by T.P. Wilkinson / August 3rd, 2020
We need a robust discussion about Romanticism as has been properly introduced, though not for the first time in these pages. Some very important observations have been made with the proposal that Romanticism is something we “need to talk about”.
In fact, there is a serious need for placing much of the political and economic debate here and today in the context of cultural history. In a part of the world, or a population, that has been schooled for the past century to look forward and never look back — except under the most circumscribed and frankly quite dishonest conditions — it is indeed helpful and I have been arguing, essential to recognise broader processes which have shaped the Geist (culture) in which we live today. As I have also argued elsewhere we have no genuine access to the past but only to documents, which we ascribe to the past. We construct the past — to the extent we are interested in it at all — by ordering such documents and artefacts in a manner we call chronological (although often enough even the chronology has had to be revised).
For this reason, Romanticism as it has been described elsewhere, does reflect a point of departure for examining a bundle of attributes. These attributes are in turn historicised in the context of two cultural historical traditions. Let us leave aside chronology for a moment. Those traditions are Romanticism and Enlightenment. Since the discussion “we need” to have is one in the context of Western culture, a discussion of Enlightenment in other cultural contexts; e.g., Islam, can be deferred here. That is not because it is irrelevant but because it would exceed the scope of this intervention.
While one can certainly find sources that support the definition of Romanticism as focus on emotions, it is not very useful to suppose that emotions and sentiments are antonymous. The problem, which such a dichotomy attempts to address, is real. However, it can be stated in another way: why is the emotional as a source of consciousness and supposed font of knowledge of the world melded with possessive individualism? To say of Romanticism that; i.e.: “This movement over time towards the Romanticist inward-looking conception of emotion and feelings has had knock-on negative effects on society’s ability to defend itself from elite oppression (through cultural styles of self-absorption, escapism, and diversion rather than exposure, criticism and resistance) and retarded “art’s frequently reiterated dedication to humanity”, is to no small degree anachronistic.

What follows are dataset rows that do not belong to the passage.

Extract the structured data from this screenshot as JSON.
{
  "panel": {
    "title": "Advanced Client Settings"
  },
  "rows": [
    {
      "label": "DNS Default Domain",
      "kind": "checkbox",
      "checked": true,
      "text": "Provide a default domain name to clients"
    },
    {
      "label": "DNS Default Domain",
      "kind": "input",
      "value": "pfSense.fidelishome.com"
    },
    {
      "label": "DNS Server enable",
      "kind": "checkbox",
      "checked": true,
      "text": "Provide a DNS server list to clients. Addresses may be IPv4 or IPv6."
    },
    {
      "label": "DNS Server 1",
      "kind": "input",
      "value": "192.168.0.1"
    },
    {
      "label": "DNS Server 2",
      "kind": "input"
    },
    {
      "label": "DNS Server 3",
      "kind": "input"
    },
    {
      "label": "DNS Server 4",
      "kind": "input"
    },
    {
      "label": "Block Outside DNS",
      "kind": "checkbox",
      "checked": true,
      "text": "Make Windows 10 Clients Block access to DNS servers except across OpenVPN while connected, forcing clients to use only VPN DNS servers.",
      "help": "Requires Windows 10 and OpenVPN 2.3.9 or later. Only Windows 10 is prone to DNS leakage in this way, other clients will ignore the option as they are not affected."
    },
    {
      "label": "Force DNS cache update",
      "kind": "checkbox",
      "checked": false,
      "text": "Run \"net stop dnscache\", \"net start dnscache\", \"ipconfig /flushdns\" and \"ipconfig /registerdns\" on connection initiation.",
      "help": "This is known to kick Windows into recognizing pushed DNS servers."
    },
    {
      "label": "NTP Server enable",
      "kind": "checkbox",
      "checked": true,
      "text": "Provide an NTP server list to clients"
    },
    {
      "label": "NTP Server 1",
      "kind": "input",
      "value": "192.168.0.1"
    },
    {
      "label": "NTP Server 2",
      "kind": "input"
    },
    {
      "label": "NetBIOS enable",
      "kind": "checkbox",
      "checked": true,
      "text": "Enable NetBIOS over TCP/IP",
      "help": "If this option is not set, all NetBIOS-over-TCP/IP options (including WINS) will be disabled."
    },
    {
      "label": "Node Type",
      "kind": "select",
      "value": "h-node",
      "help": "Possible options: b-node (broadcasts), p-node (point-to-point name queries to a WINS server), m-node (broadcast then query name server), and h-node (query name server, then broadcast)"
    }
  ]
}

The inward-looking conception is actually a relatively recent phenomenon, which is better termed — vulgar Enlightenment. The Enlightenment secularised Christian salvific dogma, distilling sentiment from religious prescriptions. The inward-looking conception was a secularised form of Protestantism’s justificatio sola fide. Voltaire parodied this superficial substitution of rationalism for divine will in Candide.
In contrast the phenomena that triggered the extremes of Romanticism were the French Revolution and its apparent failure. All the major Romantics, especially the English Romantics like Byron, Shelley, Wordsworth, were sincere supporters of the French Revolution. The myth of British liberty was fully discredited by the support Britain and its allies gave to the Reaction. The degree of disappointment cannot be exaggerated. The emotions which became the focus of Romantic poetry — and one must remember that until the latter part of the 19th century poetry was the mass cultural product par excellence, not the much later novel — were by no means expressions of individual self-absorption. On the contrary they were expressions of deep social despair. When Wordsworth returned from fighting in the French Revolution he spent some ten years living in London’s slums trying to come to terms with the failures in France. Byron’s “adventures” were clearly an expression of his inward disgust with Britain and a determination to fight it at every chance he had — dying in a war for Greek independence.
The interpretation of Romanticism — the driving artistic and cultural force for revolution and utopianism in the 19th century — as an opposite to the Enlightenment is only possible if one takes today’s “inward-looking conception of emotion and feelings” ascribes it to Romanticism and projects this back to the documents and artifacts produced nearly two centuries ago.
Romanticism has been a controversial concept for most of the 20th century. The term itself can be deceptive since its use is often an allusion to a cliché that, in fact, derived from the popular literature historically ascribed to the Enlightenment (late 18th century). Gerald Horne suggests — not without reason — that at least the British “Enlightenment” to which Adam Smith belonged was a rationalisation for political solutions innovated in the Western hemisphere in order to stabilise the colonial order there. The “sentiments” which were to lead Europeans to overlook ethnic and religious conflicts of a fratricidal nature would in turn permit even Jews to have rights in the New (colonised) World.
In contrast Romanticism became an expression of great despair at the failure of revolutionary forces and popular insurrection to overthrow the rationality by which the Church, the State and Capital maintained their domination.
Today people have already come to take “social distancing” for granted — within a mere six months. The Romantics were faced with enforced social distancing and vicious repression to which today’s “inward-looking” identity fixated Enlightenment followers are virtually (since real contact is avoided) committed with life and whatever genitals they may have accidentally acquired or developed.
Indeed we need to talk about Romanticism. However, there is not just one concept of Romanticism. So that it is still necessary to clarify the use of the term about which we intend to talk.
* We Need to Talk about Romanticism, Dissident Voice, August 1, 2020